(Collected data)
##########
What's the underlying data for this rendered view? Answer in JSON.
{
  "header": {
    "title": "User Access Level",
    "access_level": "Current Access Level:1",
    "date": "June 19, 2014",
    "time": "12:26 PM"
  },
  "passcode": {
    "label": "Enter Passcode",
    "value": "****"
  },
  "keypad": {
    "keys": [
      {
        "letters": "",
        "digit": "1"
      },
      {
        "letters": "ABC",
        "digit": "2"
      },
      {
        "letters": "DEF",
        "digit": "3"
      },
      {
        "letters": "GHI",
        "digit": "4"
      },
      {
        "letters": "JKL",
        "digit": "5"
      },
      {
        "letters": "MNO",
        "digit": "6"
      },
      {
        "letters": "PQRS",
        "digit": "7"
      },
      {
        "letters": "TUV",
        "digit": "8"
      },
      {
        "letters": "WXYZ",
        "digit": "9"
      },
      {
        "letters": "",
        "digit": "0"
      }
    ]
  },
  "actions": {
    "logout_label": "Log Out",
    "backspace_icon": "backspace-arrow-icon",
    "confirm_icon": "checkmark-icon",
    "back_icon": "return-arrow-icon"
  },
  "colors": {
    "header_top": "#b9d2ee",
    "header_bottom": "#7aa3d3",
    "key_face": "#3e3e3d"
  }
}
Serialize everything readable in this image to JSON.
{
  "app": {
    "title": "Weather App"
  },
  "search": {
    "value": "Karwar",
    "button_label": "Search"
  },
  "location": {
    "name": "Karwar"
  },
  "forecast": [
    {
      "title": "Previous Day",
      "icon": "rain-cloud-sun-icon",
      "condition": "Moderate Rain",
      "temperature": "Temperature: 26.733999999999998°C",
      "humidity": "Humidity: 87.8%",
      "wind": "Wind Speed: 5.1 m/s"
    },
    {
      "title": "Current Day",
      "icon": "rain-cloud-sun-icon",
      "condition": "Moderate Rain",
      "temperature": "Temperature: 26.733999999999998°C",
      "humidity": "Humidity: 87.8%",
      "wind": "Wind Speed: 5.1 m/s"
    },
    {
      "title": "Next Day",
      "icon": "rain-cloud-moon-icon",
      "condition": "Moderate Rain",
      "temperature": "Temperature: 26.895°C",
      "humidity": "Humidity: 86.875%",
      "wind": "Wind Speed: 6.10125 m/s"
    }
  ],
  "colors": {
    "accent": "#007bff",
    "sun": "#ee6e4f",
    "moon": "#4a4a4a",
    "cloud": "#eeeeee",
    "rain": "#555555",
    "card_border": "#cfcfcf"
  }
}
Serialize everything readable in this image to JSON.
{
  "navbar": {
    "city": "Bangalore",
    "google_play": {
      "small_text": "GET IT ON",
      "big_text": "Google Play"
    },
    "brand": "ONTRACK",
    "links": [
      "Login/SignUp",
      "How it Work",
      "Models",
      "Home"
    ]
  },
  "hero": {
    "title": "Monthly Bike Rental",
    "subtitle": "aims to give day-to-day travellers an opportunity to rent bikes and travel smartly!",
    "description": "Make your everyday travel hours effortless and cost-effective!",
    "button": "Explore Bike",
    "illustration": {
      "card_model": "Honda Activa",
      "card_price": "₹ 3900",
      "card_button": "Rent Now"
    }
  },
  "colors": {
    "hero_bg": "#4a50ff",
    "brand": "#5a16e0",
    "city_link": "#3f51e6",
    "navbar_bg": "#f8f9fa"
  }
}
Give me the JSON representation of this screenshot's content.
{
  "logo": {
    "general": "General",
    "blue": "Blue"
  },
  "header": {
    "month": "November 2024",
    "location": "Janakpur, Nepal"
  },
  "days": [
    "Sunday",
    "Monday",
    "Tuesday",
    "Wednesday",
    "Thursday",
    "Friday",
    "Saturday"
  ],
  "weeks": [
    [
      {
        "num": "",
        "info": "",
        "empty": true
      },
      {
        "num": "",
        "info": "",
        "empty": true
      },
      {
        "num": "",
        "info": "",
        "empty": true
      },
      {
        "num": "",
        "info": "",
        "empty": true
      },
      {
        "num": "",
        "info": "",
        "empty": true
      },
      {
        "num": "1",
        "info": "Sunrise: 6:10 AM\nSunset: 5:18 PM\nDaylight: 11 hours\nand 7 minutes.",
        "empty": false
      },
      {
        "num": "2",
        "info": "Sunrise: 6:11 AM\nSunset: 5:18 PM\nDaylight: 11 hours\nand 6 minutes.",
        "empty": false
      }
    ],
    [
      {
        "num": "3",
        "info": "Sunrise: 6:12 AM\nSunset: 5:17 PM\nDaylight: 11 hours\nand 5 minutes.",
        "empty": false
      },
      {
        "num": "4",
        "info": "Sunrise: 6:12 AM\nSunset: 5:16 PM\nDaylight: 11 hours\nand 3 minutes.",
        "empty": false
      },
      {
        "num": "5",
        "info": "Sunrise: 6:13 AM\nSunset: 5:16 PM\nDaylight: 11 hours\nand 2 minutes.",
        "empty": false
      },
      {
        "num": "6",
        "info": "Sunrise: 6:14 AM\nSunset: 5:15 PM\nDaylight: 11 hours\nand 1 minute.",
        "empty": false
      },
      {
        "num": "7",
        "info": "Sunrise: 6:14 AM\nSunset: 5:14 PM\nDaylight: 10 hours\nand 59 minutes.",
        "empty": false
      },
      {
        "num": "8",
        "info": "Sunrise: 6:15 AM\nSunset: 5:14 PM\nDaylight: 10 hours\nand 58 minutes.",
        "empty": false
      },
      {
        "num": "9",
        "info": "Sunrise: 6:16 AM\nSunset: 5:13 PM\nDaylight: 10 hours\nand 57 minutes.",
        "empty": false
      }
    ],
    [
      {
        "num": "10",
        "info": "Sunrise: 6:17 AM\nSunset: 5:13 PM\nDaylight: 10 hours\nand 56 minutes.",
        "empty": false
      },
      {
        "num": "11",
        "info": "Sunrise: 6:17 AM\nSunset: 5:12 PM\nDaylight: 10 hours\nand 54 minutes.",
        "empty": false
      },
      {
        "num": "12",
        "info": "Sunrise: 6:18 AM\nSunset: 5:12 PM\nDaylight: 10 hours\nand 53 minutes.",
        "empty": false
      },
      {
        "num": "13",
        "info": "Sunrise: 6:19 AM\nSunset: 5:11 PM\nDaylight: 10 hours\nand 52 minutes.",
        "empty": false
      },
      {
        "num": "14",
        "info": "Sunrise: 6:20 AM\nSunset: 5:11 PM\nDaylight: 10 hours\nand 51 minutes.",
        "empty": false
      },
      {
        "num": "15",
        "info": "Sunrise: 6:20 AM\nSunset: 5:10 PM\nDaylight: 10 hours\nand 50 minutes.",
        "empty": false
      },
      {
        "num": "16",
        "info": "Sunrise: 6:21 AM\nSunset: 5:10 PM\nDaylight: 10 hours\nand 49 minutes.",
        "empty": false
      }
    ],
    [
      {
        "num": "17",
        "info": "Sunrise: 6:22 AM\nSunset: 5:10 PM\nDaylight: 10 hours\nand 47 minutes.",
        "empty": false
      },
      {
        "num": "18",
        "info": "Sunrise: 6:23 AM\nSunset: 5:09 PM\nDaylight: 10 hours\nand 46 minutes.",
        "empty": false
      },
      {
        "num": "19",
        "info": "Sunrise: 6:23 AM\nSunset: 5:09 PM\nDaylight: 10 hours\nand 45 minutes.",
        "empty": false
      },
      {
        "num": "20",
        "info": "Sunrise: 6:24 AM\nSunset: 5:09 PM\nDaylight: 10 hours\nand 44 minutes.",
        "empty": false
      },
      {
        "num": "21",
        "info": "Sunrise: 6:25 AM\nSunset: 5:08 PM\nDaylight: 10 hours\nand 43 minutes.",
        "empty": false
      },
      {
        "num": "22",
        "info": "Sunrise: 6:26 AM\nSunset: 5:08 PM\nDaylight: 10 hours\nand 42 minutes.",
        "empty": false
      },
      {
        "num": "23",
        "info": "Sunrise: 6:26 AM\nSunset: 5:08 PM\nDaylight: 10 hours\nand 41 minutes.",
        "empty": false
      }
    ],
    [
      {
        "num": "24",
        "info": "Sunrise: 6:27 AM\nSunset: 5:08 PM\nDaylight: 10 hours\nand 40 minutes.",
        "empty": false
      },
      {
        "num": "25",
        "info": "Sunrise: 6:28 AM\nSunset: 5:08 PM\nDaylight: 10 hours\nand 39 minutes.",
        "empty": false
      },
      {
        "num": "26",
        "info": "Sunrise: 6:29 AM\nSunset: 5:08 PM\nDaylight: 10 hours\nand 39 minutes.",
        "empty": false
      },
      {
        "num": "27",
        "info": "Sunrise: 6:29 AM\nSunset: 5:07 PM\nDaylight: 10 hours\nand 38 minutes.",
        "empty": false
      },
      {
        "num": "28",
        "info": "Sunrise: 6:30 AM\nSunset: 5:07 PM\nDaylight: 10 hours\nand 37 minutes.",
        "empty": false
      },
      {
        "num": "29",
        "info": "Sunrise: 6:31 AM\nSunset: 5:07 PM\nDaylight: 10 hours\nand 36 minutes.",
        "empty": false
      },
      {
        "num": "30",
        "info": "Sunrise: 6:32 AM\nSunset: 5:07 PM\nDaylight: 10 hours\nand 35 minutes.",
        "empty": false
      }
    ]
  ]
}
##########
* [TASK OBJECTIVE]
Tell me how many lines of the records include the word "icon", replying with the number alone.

* [SOLUTION TO THE PROBLEM]
6